Meditation Step 3: Breathe
Focusing on your breathing is an important process in meditation. However, you want it to be natural.
Start by closing your eyes and take a few deep breaths. Let it begin with shallow breaths, and just continue to breathe for a few minutes. Your intake of breath will become deeper as you progress. Take your time to breathe slowly as there is no need to force it.
TIP: You can learn more here about breathing techniques.
Meditation Step 4: Focus On Your Thoughts

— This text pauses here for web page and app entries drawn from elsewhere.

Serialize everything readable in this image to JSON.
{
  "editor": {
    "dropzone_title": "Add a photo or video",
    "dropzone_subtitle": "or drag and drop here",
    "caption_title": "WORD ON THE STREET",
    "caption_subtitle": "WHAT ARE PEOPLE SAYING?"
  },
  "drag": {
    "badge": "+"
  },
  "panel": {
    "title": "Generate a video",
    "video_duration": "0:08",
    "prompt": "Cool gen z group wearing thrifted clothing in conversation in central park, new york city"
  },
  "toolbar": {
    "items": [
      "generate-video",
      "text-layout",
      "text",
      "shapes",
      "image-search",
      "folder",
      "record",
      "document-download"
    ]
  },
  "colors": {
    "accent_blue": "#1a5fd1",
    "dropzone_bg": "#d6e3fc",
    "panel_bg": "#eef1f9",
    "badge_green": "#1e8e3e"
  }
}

Through deep breathing, you should feel more at ease. Once that happens, turn your focus to the actual process of breathing. Be conscious of each breath that you inhale and each that you exhale. It may take a while for your mind to fully focus on your breathing. Don’t worry if you struggle with your train of thought. It’s perfectly ok for your mind to wander onto other subjects. Simply let it drift and gently try to bring your attention back to your breathing.
It may be difficult to concentrate, whether you’re a beginner at meditation or not, however, as you start to continually practice, your attention should gradually improve. If you find it easier, then use numbers to ‘count’ your breathing. So, for instance, count one to inhale and two to exhale, and continue to repeat these numbers as you breathe in and out. This can be an effective way to get into the mindset of learning to meditate.
Meditation Step 5: Open Your Eyes
When you are ready to end your meditation, open your eyes. You should be in a calm and serene state.
Meditation Tips For Beginners
When you’re first learning how to meditate, it’s important to view it as a skill that you cultivate and strengthen over time. When you’re just getting started, use these meditation tips to enhance your practice…
- Keep an eye on your posture, ensuring your back is straight. This will help you focus, and infuse the practice with positivity.
- Try meditating first thing in the morning. This sets a wonderful tone for the rest of your waking hours and also takes advantage of the receptive state of your mind before the rush of the day begins.
- If you can’t relax into your meditation, try counting your breaths for a while. This will calm your thoughts, guiding the brain into a more focused state.
- Let thoughts drift by, rather than trying to stop them. It is natural to get distracted; the important thing is to gently refocus your mind as soon as you noticed that it has wandered.
- Meditate in silence if at all possible, in a quiet room. If there are background noises, try listening to some quiet instrumental music.
- Commit to meditating for at least a month. This will allow you to acquire the basic skills, and begin to see the real benefits it can bring.
You may want to explore other meditation techniques in the future, such as meditating while listening to soft music or other audio.